A lad named Robert Hayward kept bullying me so one day when he was standing at the top of the playground stairs I pushed him off and he rolled all the way down to the bottom of them. We got on well after that.
In the winter we used to make ice slides the whole length of the playground. One day when I was sliding someone must have tripped me up and I fell onto the back of my head and was rushed to hospital with concussion.
My gran’s cooking was so awful I thrived on school dinners. The lovely cooks included Mrs. Bartle, Mrs. Paige, and my dear aunts Maud “Sammy” Salmon and Peggy Lewis with Miss Bloomfield as chief cook. To the well known Max Bygraves song “Out Of Town” we would sing “Say what you will school dinners make you ill and Davy Crockett died of shepherds pie, all school dindins come from pig bins out of town.”
The building now the Studio was originally the workshops where Mr. Ingward taught metalwork and Mr. Hunt taught woodwork. Where the garden area now is stood a wooden building where Mr. Jones held his pottery lessons.
Our favourite sweet shop was Townsend’s opposite the Co-Op where we would buy liquorice pipes, gob stoppers, lemonade powder and sherbet dabs. In Wallace Pring’s the chemist we bought penny liquorice wood to chew. We took empty jam jars to Mr. Stansfield who lived in a gypsy caravan in Chantry Lane and he gave us a penny for each one. He always wore wellington boots and was the wayward son of Lord and Lady Stansfield.

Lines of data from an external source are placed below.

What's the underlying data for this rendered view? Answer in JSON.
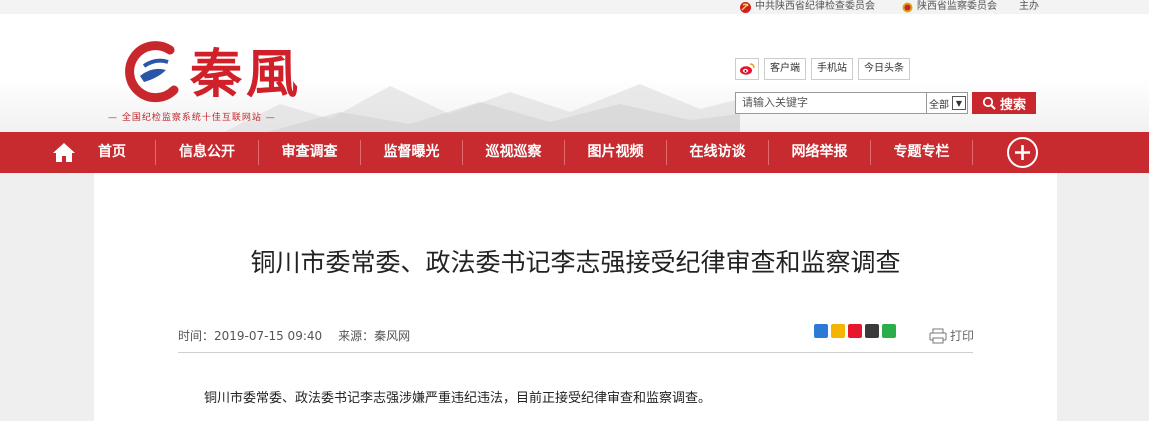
{
  "topbar": {
    "link1": "中共陕西省纪律检查委员会",
    "link2": "陕西省监察委员会",
    "link3": "主办"
  },
  "header": {
    "logo_text": "秦風",
    "slogan": "— 全国纪检监察系统十佳互联网站 —",
    "social": {
      "client": "客户端",
      "mobile": "手机站",
      "toutiao": "今日头条"
    },
    "search": {
      "placeholder": "请输入关键字",
      "scope": "全部",
      "button": "搜索"
    }
  },
  "nav": {
    "items": [
      "首页",
      "信息公开",
      "审查调查",
      "监督曝光",
      "巡视巡察",
      "图片视频",
      "在线访谈",
      "网络举报",
      "专题专栏"
    ]
  },
  "article": {
    "title": "铜川市委常委、政法委书记李志强接受纪律审查和监察调查",
    "time_label": "时间：2019-07-15 09:40",
    "source_label": "来源：秦风网",
    "print_label": "打印",
    "body": "铜川市委常委、政法委书记李志强涉嫌严重违纪违法，目前正接受纪律审查和监察调查。"
  },
  "colors": {
    "brand_red": "#c72a2f",
    "page_bg": "#efefef"
  },
  "icons": {
    "home": "home-icon",
    "weibo": "weibo-icon",
    "search": "search-icon",
    "add": "plus-circle-icon",
    "print": "printer-icon"
  }
}
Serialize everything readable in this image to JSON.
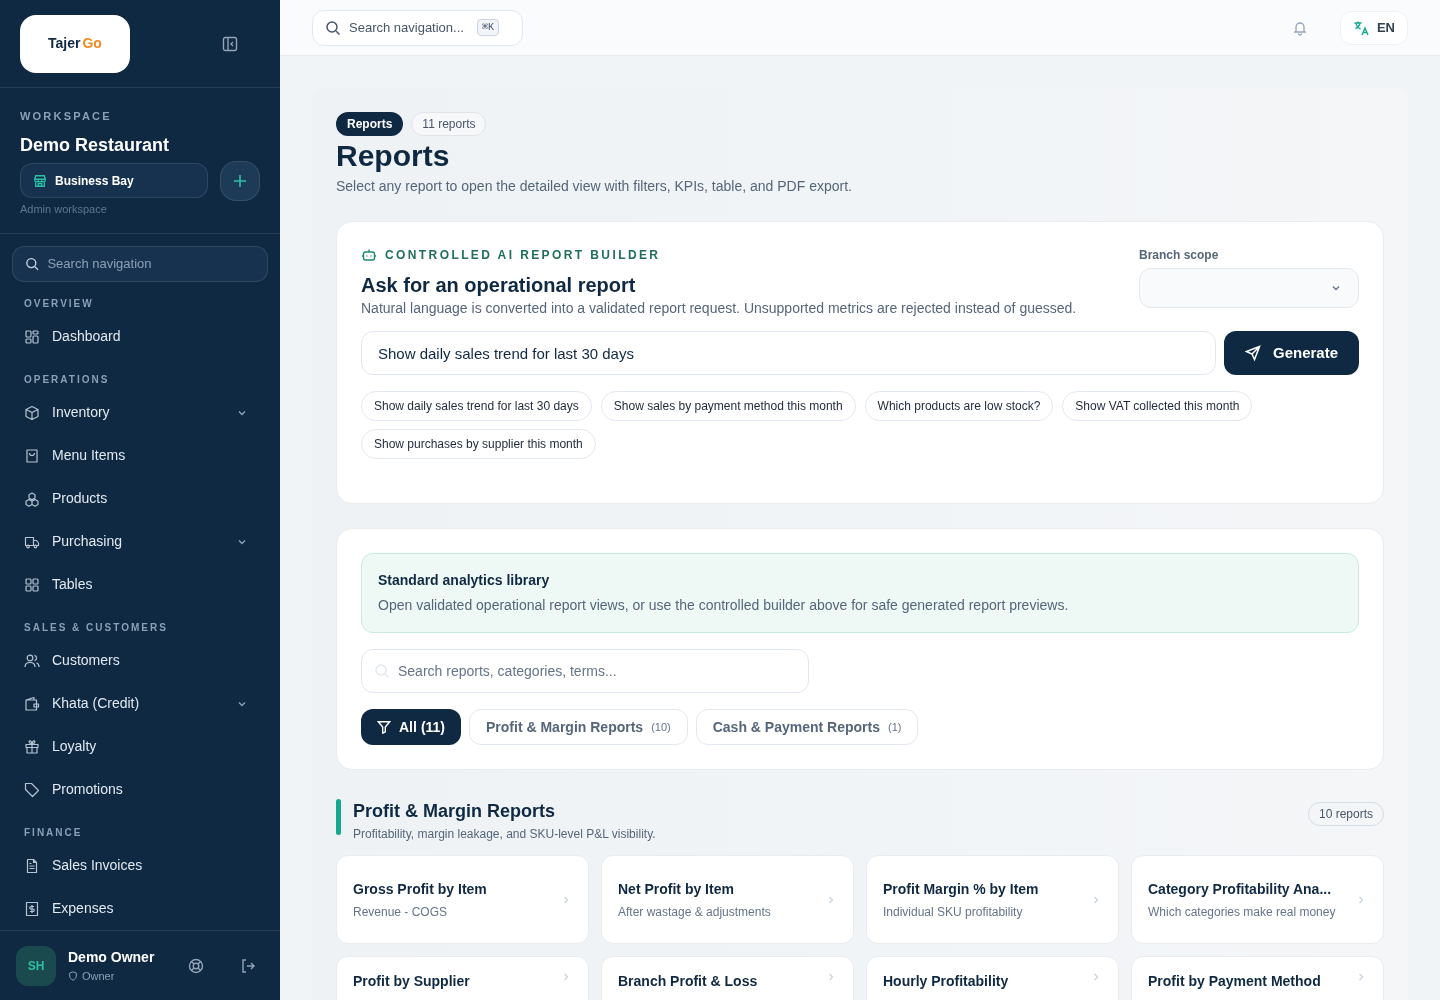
{
  "brand": {
    "name_part_1": "Tajer",
    "name_part_2": "Go"
  },
  "workspace": {
    "heading": "WORKSPACE",
    "name": "Demo Restaurant",
    "branch": "Business Bay",
    "role_note": "Admin workspace"
  },
  "sidebar_search": {
    "placeholder": "Search navigation"
  },
  "nav_sections": [
    {
      "heading": "OVERVIEW",
      "items": [
        {
          "label": "Dashboard",
          "has_submenu": false
        }
      ]
    },
    {
      "heading": "OPERATIONS",
      "items": [
        {
          "label": "Inventory",
          "has_submenu": true
        },
        {
          "label": "Menu Items",
          "has_submenu": false
        },
        {
          "label": "Products",
          "has_submenu": false
        },
        {
          "label": "Purchasing",
          "has_submenu": true
        },
        {
          "label": "Tables",
          "has_submenu": false
        }
      ]
    },
    {
      "heading": "SALES & CUSTOMERS",
      "items": [
        {
          "label": "Customers",
          "has_submenu": false
        },
        {
          "label": "Khata (Credit)",
          "has_submenu": true
        },
        {
          "label": "Loyalty",
          "has_submenu": false
        },
        {
          "label": "Promotions",
          "has_submenu": false
        }
      ]
    },
    {
      "heading": "FINANCE",
      "items": [
        {
          "label": "Sales Invoices",
          "has_submenu": false
        },
        {
          "label": "Expenses",
          "has_submenu": false
        }
      ]
    }
  ],
  "user": {
    "initials": "SH",
    "name": "Demo Owner",
    "role": "Owner"
  },
  "topbar": {
    "search_placeholder": "Search navigation...",
    "shortcut": "⌘K",
    "language": "EN"
  },
  "header": {
    "badge": "Reports",
    "count": "11 reports",
    "title": "Reports",
    "subtitle": "Select any report to open the detailed view with filters, KPIs, table, and PDF export."
  },
  "builder": {
    "eyebrow": "CONTROLLED AI REPORT BUILDER",
    "title": "Ask for an operational report",
    "description": "Natural language is converted into a validated report request. Unsupported metrics are rejected instead of guessed.",
    "scope_label": "Branch scope",
    "query": "Show daily sales trend for last 30 days",
    "generate": "Generate",
    "suggestions": [
      "Show daily sales trend for last 30 days",
      "Show sales by payment method this month",
      "Which products are low stock?",
      "Show VAT collected this month",
      "Show purchases by supplier this month"
    ]
  },
  "library": {
    "title": "Standard analytics library",
    "description": "Open validated operational report views, or use the controlled builder above for safe generated report previews.",
    "search_placeholder": "Search reports, categories, terms...",
    "filters": [
      {
        "label": "All",
        "count": "(11)",
        "selected": true
      },
      {
        "label": "Profit & Margin Reports",
        "count": "(10)",
        "selected": false
      },
      {
        "label": "Cash & Payment Reports",
        "count": "(1)",
        "selected": false
      }
    ]
  },
  "section": {
    "title": "Profit & Margin Reports",
    "description": "Profitability, margin leakage, and SKU-level P&L visibility.",
    "count": "10 reports",
    "reports": [
      {
        "title": "Gross Profit by Item",
        "description": "Revenue - COGS"
      },
      {
        "title": "Net Profit by Item",
        "description": "After wastage & adjustments"
      },
      {
        "title": "Profit Margin % by Item",
        "description": "Individual SKU profitability"
      },
      {
        "title": "Category Profitability Ana...",
        "description": "Which categories make real money"
      },
      {
        "title": "Profit by Supplier"
      },
      {
        "title": "Branch Profit & Loss"
      },
      {
        "title": "Hourly Profitability"
      },
      {
        "title": "Profit by Payment Method"
      }
    ]
  }
}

We walked to the local stream to catch sticklebacks or minnows and climb the ash heaps that were eventually levelled and landscaped to make Normans Park or go to Whitehall Recreation Ground which we called the “rec.” and play on the large swing by Union Road or sail our model boats in the shallow pond where the children’s playground area now is. When, for example, we cycled in the park the park keeper, Mr. Doggett, would chase after us, much to our amusement and derision. One of the keepers we nick-named Walrus because of his bushy moustache. The head keeper was Mr. Sid Mortimer who lived in the house at the corner of Walpole Road and Cowper Road. How many of you remember the lovely Victorian water fountain near the house that mysteriously disappeared in the 1950s ? Another pastime of ours was roller skating along the length of Chatterton Road or pushing each other in our home made soap box carts.
On Saturday mornings many of us attended the Gaumont cinema at Bromley South where, for sixpence, we would sing popular songs before watching features like Zorro, Hopalong Cassidy, Roy Rogers and Dick Barton – Special Agent. At one time we had yoyo championships on stage and my pal Pete Gilbert, another Raglan Road pupil, won a dart board and I won a cricket bat which I still have.
In the early days it was a very rough school with many poor and ragged children attending but over the years it has been turned into the high standard and desirable school it now is.
Despite all my domestic problems I do have very happy memories of my time at Raglan Road school and am very grateful to the teachers who fought hard to teach me my basic knowledge to face the outside world with confidence. Bless them all – even “Ripper” Gantley.